╭──

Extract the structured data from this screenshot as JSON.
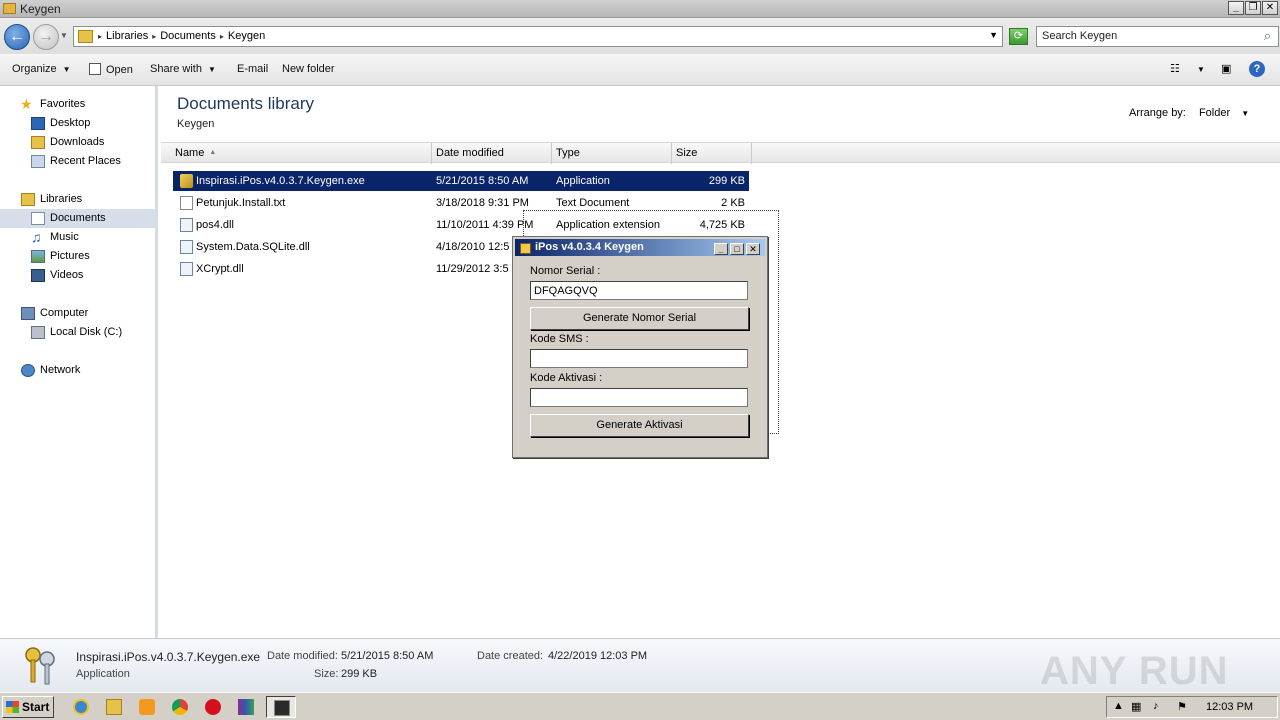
{
  "window": {
    "title": "Keygen"
  },
  "address": {
    "crumbs": [
      "Libraries",
      "Documents",
      "Keygen"
    ],
    "search_placeholder": "Search Keygen"
  },
  "toolbar": {
    "organize": "Organize",
    "open": "Open",
    "share_with": "Share with",
    "email": "E-mail",
    "new_folder": "New folder"
  },
  "nav": {
    "favorites": "Favorites",
    "desktop": "Desktop",
    "downloads": "Downloads",
    "recent_places": "Recent Places",
    "libraries": "Libraries",
    "documents": "Documents",
    "music": "Music",
    "pictures": "Pictures",
    "videos": "Videos",
    "computer": "Computer",
    "local_disk": "Local Disk (C:)",
    "network": "Network"
  },
  "content": {
    "title": "Documents library",
    "subtitle": "Keygen",
    "arrange_label": "Arrange by:",
    "arrange_value": "Folder",
    "columns": {
      "name": "Name",
      "date": "Date modified",
      "type": "Type",
      "size": "Size"
    },
    "files": [
      {
        "name": "Inspirasi.iPos.v4.0.3.7.Keygen.exe",
        "date": "5/21/2015 8:50 AM",
        "type": "Application",
        "size": "299 KB",
        "icon": "exe-keys-icon"
      },
      {
        "name": "Petunjuk.Install.txt",
        "date": "3/18/2018 9:31 PM",
        "type": "Text Document",
        "size": "2 KB",
        "icon": "text-file-icon"
      },
      {
        "name": "pos4.dll",
        "date": "11/10/2011 4:39 PM",
        "type": "Application extension",
        "size": "4,725 KB",
        "icon": "dll-file-icon"
      },
      {
        "name": "System.Data.SQLite.dll",
        "date": "4/18/2010 12:5",
        "type": "",
        "size": "",
        "icon": "dll-file-icon"
      },
      {
        "name": "XCrypt.dll",
        "date": "11/29/2012 3:5",
        "type": "",
        "size": "",
        "icon": "dll-file-icon"
      }
    ]
  },
  "keygen": {
    "title": "iPos v4.0.3.4 Keygen",
    "serial_label": "Nomor Serial :",
    "serial_value": "DFQAGQVQ",
    "generate_serial": "Generate Nomor Serial",
    "sms_label": "Kode SMS :",
    "sms_value": "",
    "activation_label": "Kode Aktivasi :",
    "activation_value": "",
    "generate_activation": "Generate Aktivasi"
  },
  "details": {
    "filename": "Inspirasi.iPos.v4.0.3.7.Keygen.exe",
    "filetype": "Application",
    "date_modified_label": "Date modified:",
    "date_modified": "5/21/2015 8:50 AM",
    "date_created_label": "Date created:",
    "date_created": "4/22/2019 12:03 PM",
    "size_label": "Size:",
    "size": "299 KB",
    "watermark": "ANY RUN"
  },
  "taskbar": {
    "start": "Start",
    "clock": "12:03 PM"
  }
}
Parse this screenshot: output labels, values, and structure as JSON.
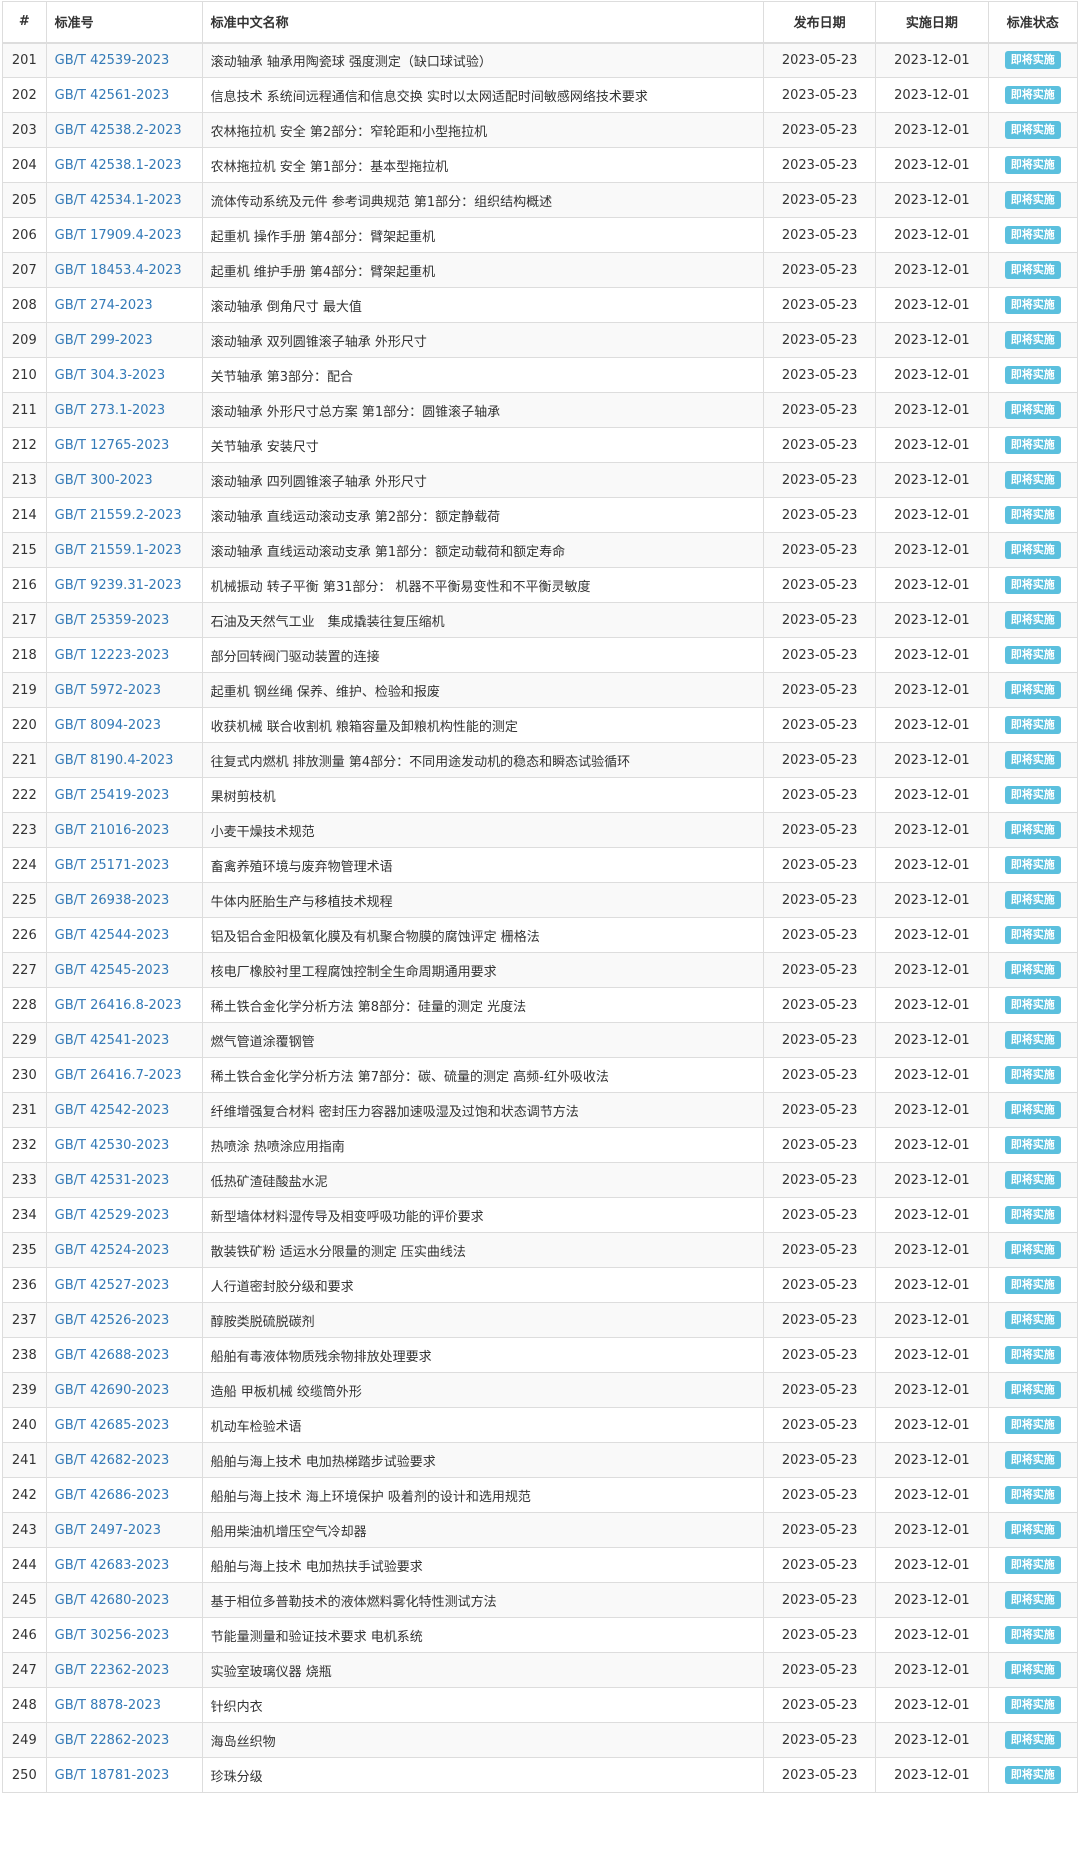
{
  "table": {
    "headers": [
      "#",
      "标准号",
      "标准中文名称",
      "发布日期",
      "实施日期",
      "标准状态"
    ],
    "rows": [
      {
        "idx": "201",
        "code": "GB/T 42539-2023",
        "name": "滚动轴承 轴承用陶瓷球 强度测定（缺口球试验）",
        "pub": "2023-05-23",
        "impl": "2023-12-01",
        "status": "即将实施"
      },
      {
        "idx": "202",
        "code": "GB/T 42561-2023",
        "name": "信息技术 系统间远程通信和信息交换 实时以太网适配时间敏感网络技术要求",
        "pub": "2023-05-23",
        "impl": "2023-12-01",
        "status": "即将实施"
      },
      {
        "idx": "203",
        "code": "GB/T 42538.2-2023",
        "name": "农林拖拉机 安全 第2部分：窄轮距和小型拖拉机",
        "pub": "2023-05-23",
        "impl": "2023-12-01",
        "status": "即将实施"
      },
      {
        "idx": "204",
        "code": "GB/T 42538.1-2023",
        "name": "农林拖拉机 安全 第1部分：基本型拖拉机",
        "pub": "2023-05-23",
        "impl": "2023-12-01",
        "status": "即将实施"
      },
      {
        "idx": "205",
        "code": "GB/T 42534.1-2023",
        "name": "流体传动系统及元件 参考词典规范 第1部分：组织结构概述",
        "pub": "2023-05-23",
        "impl": "2023-12-01",
        "status": "即将实施"
      },
      {
        "idx": "206",
        "code": "GB/T 17909.4-2023",
        "name": "起重机 操作手册 第4部分：臂架起重机",
        "pub": "2023-05-23",
        "impl": "2023-12-01",
        "status": "即将实施"
      },
      {
        "idx": "207",
        "code": "GB/T 18453.4-2023",
        "name": "起重机 维护手册 第4部分：臂架起重机",
        "pub": "2023-05-23",
        "impl": "2023-12-01",
        "status": "即将实施"
      },
      {
        "idx": "208",
        "code": "GB/T 274-2023",
        "name": "滚动轴承 倒角尺寸 最大值",
        "pub": "2023-05-23",
        "impl": "2023-12-01",
        "status": "即将实施"
      },
      {
        "idx": "209",
        "code": "GB/T 299-2023",
        "name": "滚动轴承 双列圆锥滚子轴承 外形尺寸",
        "pub": "2023-05-23",
        "impl": "2023-12-01",
        "status": "即将实施"
      },
      {
        "idx": "210",
        "code": "GB/T 304.3-2023",
        "name": "关节轴承 第3部分：配合",
        "pub": "2023-05-23",
        "impl": "2023-12-01",
        "status": "即将实施"
      },
      {
        "idx": "211",
        "code": "GB/T 273.1-2023",
        "name": "滚动轴承 外形尺寸总方案 第1部分：圆锥滚子轴承",
        "pub": "2023-05-23",
        "impl": "2023-12-01",
        "status": "即将实施"
      },
      {
        "idx": "212",
        "code": "GB/T 12765-2023",
        "name": "关节轴承 安装尺寸",
        "pub": "2023-05-23",
        "impl": "2023-12-01",
        "status": "即将实施"
      },
      {
        "idx": "213",
        "code": "GB/T 300-2023",
        "name": "滚动轴承 四列圆锥滚子轴承 外形尺寸",
        "pub": "2023-05-23",
        "impl": "2023-12-01",
        "status": "即将实施"
      },
      {
        "idx": "214",
        "code": "GB/T 21559.2-2023",
        "name": "滚动轴承 直线运动滚动支承 第2部分：额定静载荷",
        "pub": "2023-05-23",
        "impl": "2023-12-01",
        "status": "即将实施"
      },
      {
        "idx": "215",
        "code": "GB/T 21559.1-2023",
        "name": "滚动轴承 直线运动滚动支承 第1部分：额定动载荷和额定寿命",
        "pub": "2023-05-23",
        "impl": "2023-12-01",
        "status": "即将实施"
      },
      {
        "idx": "216",
        "code": "GB/T 9239.31-2023",
        "name": "机械振动 转子平衡 第31部分： 机器不平衡易变性和不平衡灵敏度",
        "pub": "2023-05-23",
        "impl": "2023-12-01",
        "status": "即将实施"
      },
      {
        "idx": "217",
        "code": "GB/T 25359-2023",
        "name": "石油及天然气工业　集成撬装往复压缩机",
        "pub": "2023-05-23",
        "impl": "2023-12-01",
        "status": "即将实施"
      },
      {
        "idx": "218",
        "code": "GB/T 12223-2023",
        "name": "部分回转阀门驱动装置的连接",
        "pub": "2023-05-23",
        "impl": "2023-12-01",
        "status": "即将实施"
      },
      {
        "idx": "219",
        "code": "GB/T 5972-2023",
        "name": "起重机 钢丝绳 保养、维护、检验和报废",
        "pub": "2023-05-23",
        "impl": "2023-12-01",
        "status": "即将实施"
      },
      {
        "idx": "220",
        "code": "GB/T 8094-2023",
        "name": "收获机械 联合收割机 粮箱容量及卸粮机构性能的测定",
        "pub": "2023-05-23",
        "impl": "2023-12-01",
        "status": "即将实施"
      },
      {
        "idx": "221",
        "code": "GB/T 8190.4-2023",
        "name": "往复式内燃机 排放测量 第4部分：不同用途发动机的稳态和瞬态试验循环",
        "pub": "2023-05-23",
        "impl": "2023-12-01",
        "status": "即将实施"
      },
      {
        "idx": "222",
        "code": "GB/T 25419-2023",
        "name": "果树剪枝机",
        "pub": "2023-05-23",
        "impl": "2023-12-01",
        "status": "即将实施"
      },
      {
        "idx": "223",
        "code": "GB/T 21016-2023",
        "name": "小麦干燥技术规范",
        "pub": "2023-05-23",
        "impl": "2023-12-01",
        "status": "即将实施"
      },
      {
        "idx": "224",
        "code": "GB/T 25171-2023",
        "name": "畜禽养殖环境与废弃物管理术语",
        "pub": "2023-05-23",
        "impl": "2023-12-01",
        "status": "即将实施"
      },
      {
        "idx": "225",
        "code": "GB/T 26938-2023",
        "name": "牛体内胚胎生产与移植技术规程",
        "pub": "2023-05-23",
        "impl": "2023-12-01",
        "status": "即将实施"
      },
      {
        "idx": "226",
        "code": "GB/T 42544-2023",
        "name": "铝及铝合金阳极氧化膜及有机聚合物膜的腐蚀评定 栅格法",
        "pub": "2023-05-23",
        "impl": "2023-12-01",
        "status": "即将实施"
      },
      {
        "idx": "227",
        "code": "GB/T 42545-2023",
        "name": "核电厂橡胶衬里工程腐蚀控制全生命周期通用要求",
        "pub": "2023-05-23",
        "impl": "2023-12-01",
        "status": "即将实施"
      },
      {
        "idx": "228",
        "code": "GB/T 26416.8-2023",
        "name": "稀土铁合金化学分析方法 第8部分：硅量的测定 光度法",
        "pub": "2023-05-23",
        "impl": "2023-12-01",
        "status": "即将实施"
      },
      {
        "idx": "229",
        "code": "GB/T 42541-2023",
        "name": "燃气管道涂覆钢管",
        "pub": "2023-05-23",
        "impl": "2023-12-01",
        "status": "即将实施"
      },
      {
        "idx": "230",
        "code": "GB/T 26416.7-2023",
        "name": "稀土铁合金化学分析方法 第7部分：碳、硫量的测定 高频-红外吸收法",
        "pub": "2023-05-23",
        "impl": "2023-12-01",
        "status": "即将实施"
      },
      {
        "idx": "231",
        "code": "GB/T 42542-2023",
        "name": "纤维增强复合材料 密封压力容器加速吸湿及过饱和状态调节方法",
        "pub": "2023-05-23",
        "impl": "2023-12-01",
        "status": "即将实施"
      },
      {
        "idx": "232",
        "code": "GB/T 42530-2023",
        "name": "热喷涂 热喷涂应用指南",
        "pub": "2023-05-23",
        "impl": "2023-12-01",
        "status": "即将实施"
      },
      {
        "idx": "233",
        "code": "GB/T 42531-2023",
        "name": "低热矿渣硅酸盐水泥",
        "pub": "2023-05-23",
        "impl": "2023-12-01",
        "status": "即将实施"
      },
      {
        "idx": "234",
        "code": "GB/T 42529-2023",
        "name": "新型墙体材料湿传导及相变呼吸功能的评价要求",
        "pub": "2023-05-23",
        "impl": "2023-12-01",
        "status": "即将实施"
      },
      {
        "idx": "235",
        "code": "GB/T 42524-2023",
        "name": "散装铁矿粉 适运水分限量的测定 压实曲线法",
        "pub": "2023-05-23",
        "impl": "2023-12-01",
        "status": "即将实施"
      },
      {
        "idx": "236",
        "code": "GB/T 42527-2023",
        "name": "人行道密封胶分级和要求",
        "pub": "2023-05-23",
        "impl": "2023-12-01",
        "status": "即将实施"
      },
      {
        "idx": "237",
        "code": "GB/T 42526-2023",
        "name": "醇胺类脱硫脱碳剂",
        "pub": "2023-05-23",
        "impl": "2023-12-01",
        "status": "即将实施"
      },
      {
        "idx": "238",
        "code": "GB/T 42688-2023",
        "name": "船舶有毒液体物质残余物排放处理要求",
        "pub": "2023-05-23",
        "impl": "2023-12-01",
        "status": "即将实施"
      },
      {
        "idx": "239",
        "code": "GB/T 42690-2023",
        "name": "造船 甲板机械 绞缆筒外形",
        "pub": "2023-05-23",
        "impl": "2023-12-01",
        "status": "即将实施"
      },
      {
        "idx": "240",
        "code": "GB/T 42685-2023",
        "name": "机动车检验术语",
        "pub": "2023-05-23",
        "impl": "2023-12-01",
        "status": "即将实施"
      },
      {
        "idx": "241",
        "code": "GB/T 42682-2023",
        "name": "船舶与海上技术 电加热梯踏步试验要求",
        "pub": "2023-05-23",
        "impl": "2023-12-01",
        "status": "即将实施"
      },
      {
        "idx": "242",
        "code": "GB/T 42686-2023",
        "name": "船舶与海上技术 海上环境保护 吸着剂的设计和选用规范",
        "pub": "2023-05-23",
        "impl": "2023-12-01",
        "status": "即将实施"
      },
      {
        "idx": "243",
        "code": "GB/T 2497-2023",
        "name": "船用柴油机增压空气冷却器",
        "pub": "2023-05-23",
        "impl": "2023-12-01",
        "status": "即将实施"
      },
      {
        "idx": "244",
        "code": "GB/T 42683-2023",
        "name": "船舶与海上技术 电加热扶手试验要求",
        "pub": "2023-05-23",
        "impl": "2023-12-01",
        "status": "即将实施"
      },
      {
        "idx": "245",
        "code": "GB/T 42680-2023",
        "name": "基于相位多普勒技术的液体燃料雾化特性测试方法",
        "pub": "2023-05-23",
        "impl": "2023-12-01",
        "status": "即将实施"
      },
      {
        "idx": "246",
        "code": "GB/T 30256-2023",
        "name": "节能量测量和验证技术要求 电机系统",
        "pub": "2023-05-23",
        "impl": "2023-12-01",
        "status": "即将实施"
      },
      {
        "idx": "247",
        "code": "GB/T 22362-2023",
        "name": "实验室玻璃仪器 烧瓶",
        "pub": "2023-05-23",
        "impl": "2023-12-01",
        "status": "即将实施"
      },
      {
        "idx": "248",
        "code": "GB/T 8878-2023",
        "name": "针织内衣",
        "pub": "2023-05-23",
        "impl": "2023-12-01",
        "status": "即将实施"
      },
      {
        "idx": "249",
        "code": "GB/T 22862-2023",
        "name": "海岛丝织物",
        "pub": "2023-05-23",
        "impl": "2023-12-01",
        "status": "即将实施"
      },
      {
        "idx": "250",
        "code": "GB/T 18781-2023",
        "name": "珍珠分级",
        "pub": "2023-05-23",
        "impl": "2023-12-01",
        "status": "即将实施"
      }
    ]
  },
  "colors": {
    "link": "#337ab7",
    "badge": "#5bc0de",
    "border": "#dddddd",
    "stripe": "#f9f9f9"
  }
}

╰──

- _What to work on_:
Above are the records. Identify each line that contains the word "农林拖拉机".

- _Solution for this task_:
        "name": "农林拖拉机 安全 第2部分：窄轮距和小型拖拉机",
        "name": "农林拖拉机 安全 第1部分：基本型拖拉机",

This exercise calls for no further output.